Systems should create habits that reinforce values and allow great teams to flourish. Our system provides a framework for how our great team executes, helps us find great people, and helps us live our values. Our system is built on a few tools and regular meetings, which I’ll outline below.
Quarterly Review and Planning
We spend four days each quarter reviewing our performance from the previous quarter and planning for the quarter ahead. After a full retro, where, among other things, we conduct 5-why analysis into objectives we didn’t achieve, we ask ourselves “the six critical questions:” (1) why do we exist; (2) how do we behave; (3) what do we do; (4) how will we succeed; (5) what is most important, right now; and (6) who must do what. We document the answers to these questions in our playbook, updating prior responses from previous quarters where appropriate.

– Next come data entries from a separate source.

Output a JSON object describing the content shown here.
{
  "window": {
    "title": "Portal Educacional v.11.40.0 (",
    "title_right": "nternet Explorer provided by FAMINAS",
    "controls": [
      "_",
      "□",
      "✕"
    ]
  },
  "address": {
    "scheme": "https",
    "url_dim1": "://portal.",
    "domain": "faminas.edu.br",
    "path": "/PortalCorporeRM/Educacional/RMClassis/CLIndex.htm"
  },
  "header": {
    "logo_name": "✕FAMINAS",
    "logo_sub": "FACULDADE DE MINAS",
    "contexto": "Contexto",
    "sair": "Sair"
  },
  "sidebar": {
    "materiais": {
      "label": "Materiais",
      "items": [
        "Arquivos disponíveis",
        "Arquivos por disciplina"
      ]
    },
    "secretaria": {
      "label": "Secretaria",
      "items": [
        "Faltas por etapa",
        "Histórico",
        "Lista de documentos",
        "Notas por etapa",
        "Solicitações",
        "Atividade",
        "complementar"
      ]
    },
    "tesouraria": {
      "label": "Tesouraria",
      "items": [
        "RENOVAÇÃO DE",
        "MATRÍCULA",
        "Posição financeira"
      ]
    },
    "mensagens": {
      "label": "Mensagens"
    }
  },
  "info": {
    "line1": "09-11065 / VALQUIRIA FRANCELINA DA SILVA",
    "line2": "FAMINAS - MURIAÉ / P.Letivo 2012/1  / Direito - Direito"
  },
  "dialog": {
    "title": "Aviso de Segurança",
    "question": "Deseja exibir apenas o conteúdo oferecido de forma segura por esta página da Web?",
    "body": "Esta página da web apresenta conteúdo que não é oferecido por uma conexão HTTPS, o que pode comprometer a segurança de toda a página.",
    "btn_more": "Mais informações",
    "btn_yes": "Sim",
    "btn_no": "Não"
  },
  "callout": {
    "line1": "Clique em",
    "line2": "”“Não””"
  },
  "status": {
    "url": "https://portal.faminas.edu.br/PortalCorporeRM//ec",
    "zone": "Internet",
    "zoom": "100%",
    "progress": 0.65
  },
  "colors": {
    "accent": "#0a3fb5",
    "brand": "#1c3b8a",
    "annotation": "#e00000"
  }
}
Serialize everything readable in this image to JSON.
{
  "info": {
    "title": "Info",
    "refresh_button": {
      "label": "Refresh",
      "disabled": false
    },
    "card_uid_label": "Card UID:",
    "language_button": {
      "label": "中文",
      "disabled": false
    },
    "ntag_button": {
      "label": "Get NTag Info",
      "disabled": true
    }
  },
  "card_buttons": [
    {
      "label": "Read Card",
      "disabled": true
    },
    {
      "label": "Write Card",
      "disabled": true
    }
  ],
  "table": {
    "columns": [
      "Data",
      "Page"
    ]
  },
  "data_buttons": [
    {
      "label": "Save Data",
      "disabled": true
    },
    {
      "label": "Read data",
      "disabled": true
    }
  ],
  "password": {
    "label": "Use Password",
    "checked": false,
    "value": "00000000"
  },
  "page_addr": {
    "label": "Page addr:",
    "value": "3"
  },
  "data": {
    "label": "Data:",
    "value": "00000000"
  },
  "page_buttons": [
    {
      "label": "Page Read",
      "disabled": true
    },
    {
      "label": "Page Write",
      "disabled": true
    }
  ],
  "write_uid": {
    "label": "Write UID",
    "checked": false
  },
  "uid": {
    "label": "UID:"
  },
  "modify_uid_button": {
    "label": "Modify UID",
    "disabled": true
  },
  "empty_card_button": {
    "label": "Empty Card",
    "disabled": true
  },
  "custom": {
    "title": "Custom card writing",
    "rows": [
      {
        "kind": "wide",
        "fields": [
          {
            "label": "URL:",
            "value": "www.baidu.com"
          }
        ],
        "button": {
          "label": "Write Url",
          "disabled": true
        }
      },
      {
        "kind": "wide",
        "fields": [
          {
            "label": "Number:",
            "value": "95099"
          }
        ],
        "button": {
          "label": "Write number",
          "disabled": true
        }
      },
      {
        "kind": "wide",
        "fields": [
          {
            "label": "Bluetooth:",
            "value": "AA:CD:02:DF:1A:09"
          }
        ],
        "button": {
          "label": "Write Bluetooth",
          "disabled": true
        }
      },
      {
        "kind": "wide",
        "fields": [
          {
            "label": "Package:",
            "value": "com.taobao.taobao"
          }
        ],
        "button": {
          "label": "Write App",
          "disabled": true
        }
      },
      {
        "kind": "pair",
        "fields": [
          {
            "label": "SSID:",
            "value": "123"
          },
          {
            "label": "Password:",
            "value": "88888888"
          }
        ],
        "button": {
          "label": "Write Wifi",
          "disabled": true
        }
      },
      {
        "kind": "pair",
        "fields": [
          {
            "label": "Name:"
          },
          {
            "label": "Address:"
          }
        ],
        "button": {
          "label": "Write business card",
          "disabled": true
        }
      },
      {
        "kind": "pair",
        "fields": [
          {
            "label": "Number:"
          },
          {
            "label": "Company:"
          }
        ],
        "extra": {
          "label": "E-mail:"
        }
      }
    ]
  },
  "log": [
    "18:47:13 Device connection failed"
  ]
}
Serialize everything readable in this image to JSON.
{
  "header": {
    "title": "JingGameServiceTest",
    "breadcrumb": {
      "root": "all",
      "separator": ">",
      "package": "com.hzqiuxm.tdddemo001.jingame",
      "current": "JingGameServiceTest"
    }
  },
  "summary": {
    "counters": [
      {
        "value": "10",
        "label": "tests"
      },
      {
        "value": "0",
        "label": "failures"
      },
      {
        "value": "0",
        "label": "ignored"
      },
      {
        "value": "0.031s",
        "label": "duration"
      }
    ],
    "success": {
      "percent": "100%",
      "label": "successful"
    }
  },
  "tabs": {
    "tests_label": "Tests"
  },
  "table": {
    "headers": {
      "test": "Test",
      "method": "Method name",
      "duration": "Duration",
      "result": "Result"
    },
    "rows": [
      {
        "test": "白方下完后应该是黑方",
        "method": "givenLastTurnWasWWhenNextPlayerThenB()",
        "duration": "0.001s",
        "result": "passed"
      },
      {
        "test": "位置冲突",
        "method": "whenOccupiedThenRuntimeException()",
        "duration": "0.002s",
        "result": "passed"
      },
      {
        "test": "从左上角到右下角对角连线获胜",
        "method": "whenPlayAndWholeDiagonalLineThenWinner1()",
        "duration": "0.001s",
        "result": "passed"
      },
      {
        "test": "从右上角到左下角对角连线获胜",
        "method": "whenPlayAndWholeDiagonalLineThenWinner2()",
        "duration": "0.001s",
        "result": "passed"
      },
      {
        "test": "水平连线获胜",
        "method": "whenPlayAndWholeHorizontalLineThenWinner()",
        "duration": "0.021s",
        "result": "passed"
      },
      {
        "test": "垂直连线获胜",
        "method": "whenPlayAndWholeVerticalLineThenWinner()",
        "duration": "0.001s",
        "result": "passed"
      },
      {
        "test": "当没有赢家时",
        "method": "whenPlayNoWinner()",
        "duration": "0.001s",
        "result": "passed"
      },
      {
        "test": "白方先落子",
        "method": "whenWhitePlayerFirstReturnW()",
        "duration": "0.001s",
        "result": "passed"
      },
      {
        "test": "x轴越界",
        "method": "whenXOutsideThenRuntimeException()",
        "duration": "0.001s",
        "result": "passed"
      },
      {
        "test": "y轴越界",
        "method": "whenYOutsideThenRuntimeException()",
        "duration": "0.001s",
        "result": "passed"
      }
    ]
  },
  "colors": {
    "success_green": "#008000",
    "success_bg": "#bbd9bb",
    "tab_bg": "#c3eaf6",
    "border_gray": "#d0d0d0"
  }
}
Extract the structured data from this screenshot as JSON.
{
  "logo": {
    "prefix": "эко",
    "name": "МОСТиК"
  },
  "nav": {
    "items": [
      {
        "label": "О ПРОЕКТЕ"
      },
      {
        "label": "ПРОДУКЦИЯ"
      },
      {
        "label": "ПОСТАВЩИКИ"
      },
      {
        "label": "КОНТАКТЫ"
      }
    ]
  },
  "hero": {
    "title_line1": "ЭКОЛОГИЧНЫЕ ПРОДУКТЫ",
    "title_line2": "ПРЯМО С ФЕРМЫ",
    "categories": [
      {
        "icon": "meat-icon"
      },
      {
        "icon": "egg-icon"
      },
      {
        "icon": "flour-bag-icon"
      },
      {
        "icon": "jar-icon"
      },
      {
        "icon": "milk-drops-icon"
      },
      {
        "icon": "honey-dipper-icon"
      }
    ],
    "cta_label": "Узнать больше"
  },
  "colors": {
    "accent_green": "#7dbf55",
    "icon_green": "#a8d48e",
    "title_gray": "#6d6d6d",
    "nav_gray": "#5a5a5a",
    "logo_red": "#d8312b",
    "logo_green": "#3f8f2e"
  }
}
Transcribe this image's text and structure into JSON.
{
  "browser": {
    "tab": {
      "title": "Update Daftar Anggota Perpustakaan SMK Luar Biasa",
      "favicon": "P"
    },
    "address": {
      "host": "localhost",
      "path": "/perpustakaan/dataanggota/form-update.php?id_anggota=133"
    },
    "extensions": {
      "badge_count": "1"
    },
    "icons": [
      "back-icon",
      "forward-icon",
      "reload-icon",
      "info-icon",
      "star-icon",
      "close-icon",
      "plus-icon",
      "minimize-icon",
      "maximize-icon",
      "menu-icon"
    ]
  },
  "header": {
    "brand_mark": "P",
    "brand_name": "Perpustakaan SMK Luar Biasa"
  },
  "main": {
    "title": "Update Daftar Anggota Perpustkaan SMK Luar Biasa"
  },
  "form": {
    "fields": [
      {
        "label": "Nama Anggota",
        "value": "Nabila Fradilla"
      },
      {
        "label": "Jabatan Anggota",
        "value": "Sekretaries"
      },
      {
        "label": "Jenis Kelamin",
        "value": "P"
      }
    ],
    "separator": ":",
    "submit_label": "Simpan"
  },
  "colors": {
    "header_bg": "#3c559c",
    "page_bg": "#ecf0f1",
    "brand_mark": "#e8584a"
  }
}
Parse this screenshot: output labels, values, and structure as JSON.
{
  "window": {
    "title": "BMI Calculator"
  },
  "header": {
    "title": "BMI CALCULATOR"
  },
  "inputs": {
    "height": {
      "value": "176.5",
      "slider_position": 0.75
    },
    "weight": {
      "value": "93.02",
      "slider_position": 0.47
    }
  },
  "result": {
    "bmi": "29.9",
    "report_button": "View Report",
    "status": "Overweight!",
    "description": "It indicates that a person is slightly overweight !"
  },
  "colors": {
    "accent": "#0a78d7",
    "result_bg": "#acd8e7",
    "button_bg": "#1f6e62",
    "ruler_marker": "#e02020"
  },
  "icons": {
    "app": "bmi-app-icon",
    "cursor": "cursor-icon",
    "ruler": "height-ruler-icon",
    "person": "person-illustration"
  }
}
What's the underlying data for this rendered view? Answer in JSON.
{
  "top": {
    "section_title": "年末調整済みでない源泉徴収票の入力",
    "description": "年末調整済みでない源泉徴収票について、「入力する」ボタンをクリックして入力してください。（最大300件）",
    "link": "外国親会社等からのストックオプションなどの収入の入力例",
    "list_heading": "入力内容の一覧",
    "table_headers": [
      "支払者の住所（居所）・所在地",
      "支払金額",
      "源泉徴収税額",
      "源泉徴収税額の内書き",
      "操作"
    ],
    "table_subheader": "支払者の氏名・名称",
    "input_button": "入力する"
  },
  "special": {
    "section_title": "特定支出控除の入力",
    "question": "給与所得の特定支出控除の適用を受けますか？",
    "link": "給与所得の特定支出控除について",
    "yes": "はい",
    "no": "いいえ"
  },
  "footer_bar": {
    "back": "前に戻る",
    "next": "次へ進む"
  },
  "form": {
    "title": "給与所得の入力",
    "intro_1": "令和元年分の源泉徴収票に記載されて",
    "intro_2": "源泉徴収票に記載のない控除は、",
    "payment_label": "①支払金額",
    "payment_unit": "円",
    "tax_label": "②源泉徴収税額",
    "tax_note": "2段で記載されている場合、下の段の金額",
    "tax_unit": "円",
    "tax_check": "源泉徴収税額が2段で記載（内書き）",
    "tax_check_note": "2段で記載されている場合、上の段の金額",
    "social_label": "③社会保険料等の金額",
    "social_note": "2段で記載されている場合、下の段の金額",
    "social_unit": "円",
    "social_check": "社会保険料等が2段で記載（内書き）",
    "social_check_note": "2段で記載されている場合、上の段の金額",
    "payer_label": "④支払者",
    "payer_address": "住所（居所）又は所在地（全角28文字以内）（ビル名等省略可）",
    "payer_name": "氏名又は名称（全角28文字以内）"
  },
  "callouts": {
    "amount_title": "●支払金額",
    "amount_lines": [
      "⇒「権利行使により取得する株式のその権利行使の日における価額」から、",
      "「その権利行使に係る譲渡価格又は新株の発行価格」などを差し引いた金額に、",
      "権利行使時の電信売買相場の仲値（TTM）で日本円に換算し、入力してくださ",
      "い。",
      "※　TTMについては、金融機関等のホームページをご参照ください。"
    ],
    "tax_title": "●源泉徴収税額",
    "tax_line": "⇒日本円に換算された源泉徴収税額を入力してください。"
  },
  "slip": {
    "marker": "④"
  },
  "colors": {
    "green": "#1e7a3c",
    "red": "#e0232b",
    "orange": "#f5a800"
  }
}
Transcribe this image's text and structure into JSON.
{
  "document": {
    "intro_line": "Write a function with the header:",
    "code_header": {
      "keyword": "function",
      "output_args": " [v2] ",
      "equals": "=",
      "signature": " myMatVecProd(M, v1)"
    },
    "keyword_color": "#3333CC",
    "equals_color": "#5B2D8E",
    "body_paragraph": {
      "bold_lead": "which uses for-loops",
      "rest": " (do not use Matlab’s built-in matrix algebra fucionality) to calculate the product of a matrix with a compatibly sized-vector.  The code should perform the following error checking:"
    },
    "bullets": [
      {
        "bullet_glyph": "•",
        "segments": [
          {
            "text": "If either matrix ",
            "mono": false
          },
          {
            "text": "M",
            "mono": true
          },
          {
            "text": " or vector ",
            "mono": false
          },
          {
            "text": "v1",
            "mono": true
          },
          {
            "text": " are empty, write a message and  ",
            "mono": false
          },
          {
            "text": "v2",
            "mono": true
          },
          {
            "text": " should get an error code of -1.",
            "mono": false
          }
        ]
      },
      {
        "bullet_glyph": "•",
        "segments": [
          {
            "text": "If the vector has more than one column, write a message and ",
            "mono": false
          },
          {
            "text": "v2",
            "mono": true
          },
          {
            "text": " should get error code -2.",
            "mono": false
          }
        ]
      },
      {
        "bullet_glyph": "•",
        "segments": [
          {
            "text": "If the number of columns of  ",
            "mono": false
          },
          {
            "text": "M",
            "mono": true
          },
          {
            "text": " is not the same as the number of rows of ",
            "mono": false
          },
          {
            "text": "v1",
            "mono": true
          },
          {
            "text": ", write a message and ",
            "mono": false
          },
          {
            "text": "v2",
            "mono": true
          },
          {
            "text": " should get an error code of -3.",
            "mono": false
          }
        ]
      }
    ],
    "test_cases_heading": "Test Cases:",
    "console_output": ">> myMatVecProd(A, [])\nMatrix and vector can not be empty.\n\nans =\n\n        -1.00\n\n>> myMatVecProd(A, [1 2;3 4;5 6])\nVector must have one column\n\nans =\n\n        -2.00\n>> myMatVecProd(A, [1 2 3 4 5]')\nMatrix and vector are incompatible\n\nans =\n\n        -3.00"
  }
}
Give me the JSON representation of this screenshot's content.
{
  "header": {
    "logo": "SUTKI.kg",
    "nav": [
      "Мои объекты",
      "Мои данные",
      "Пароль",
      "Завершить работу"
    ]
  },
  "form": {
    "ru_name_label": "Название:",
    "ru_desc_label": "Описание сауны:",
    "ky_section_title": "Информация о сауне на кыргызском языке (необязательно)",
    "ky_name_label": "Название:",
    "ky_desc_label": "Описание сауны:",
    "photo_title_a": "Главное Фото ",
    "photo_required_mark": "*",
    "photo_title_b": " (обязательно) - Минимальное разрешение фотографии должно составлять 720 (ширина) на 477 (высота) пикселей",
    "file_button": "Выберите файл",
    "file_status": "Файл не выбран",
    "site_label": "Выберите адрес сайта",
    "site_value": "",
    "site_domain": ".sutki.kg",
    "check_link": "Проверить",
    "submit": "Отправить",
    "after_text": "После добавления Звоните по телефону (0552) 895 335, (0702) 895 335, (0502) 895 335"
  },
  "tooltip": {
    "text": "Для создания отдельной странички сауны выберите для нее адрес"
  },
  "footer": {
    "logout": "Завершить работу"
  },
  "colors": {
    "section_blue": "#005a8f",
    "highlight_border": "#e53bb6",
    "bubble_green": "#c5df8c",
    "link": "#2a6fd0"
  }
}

We then develop company-level OKRs. After company-level OKRs have been set, departments break out to set their own OKRs, which will establish how they’re going to help the company achieve its goals. During the final day of planning, we gather for the presentation of OKRs by department heads. Then we have dinner as a team.
Roadmaps and Company Scrum
We use Trello to create departmental roadmaps. Not by fiat, but everyone does the same thing — we outline long-term themes that provide us with the vision for the department and then we break down OKRs into milestones and epics. Each epic is broken down into tasks or user stories. On a weekly basis, new batches of tasks are moved onto a main Trello board. The model below shows how we keep organized:
Roadmaps enable us to plan and stay focused on what’s important. They’re flexible enough for us to be able to take advantage of opportunities and to manage things that come up for which we didn’t plan. We’re not reactive, but we’re capable of reacting.
On Monday’s we meet and quickly score our OKRs as red, yellow, or green. OKRs that are red get special attention during the week.
Every Friday we meet and review KPIs for the company. People present their numbers and give analysis. We then review the previous week’s retro and conduct retro for the week. We create a list of potential discussion topics grouped into three buckets: (1) keep; (2) watch; and (3) improve. Team members are then given 10 dots each and mark the items they think warrant discussion. The top five items receive 5–10 minutes of discussion each.
Freedom within a Framework
Our system works because it gives people freedom to “own” their work, while creating alignment with everyone else in the organization. Everyone has a voice and there are plenty of opportunities along the way to say, “Stop. Something isn’t working.” Everyone helps shape the culture and ultimately the direction of the company.
Repetition Creates Habits and Discipline
We consistently repeat the same set of meetings and practice the same behaviors every day, week, and quarter. This creates habits. What may seem like discipline, is actually the power of habit. When habits take root, life becomes exponentially easier. Finding habits that will make the organization successful is what we’ve focused on at Anova. As a result, we’ve seemingly had immense focus on what’s most important. This has allowed us to accomplish much more than our funded peers.
Happy to Help
I couldn’t possibly cover every aspect of how we work in this post, but I’m hopeful some people find this outline helpful and interesting. If you have any questions, feel free to reach out to me on Twitter. If you found this story compelling and are interested in learning more about the company and potentially joining the team, please consider …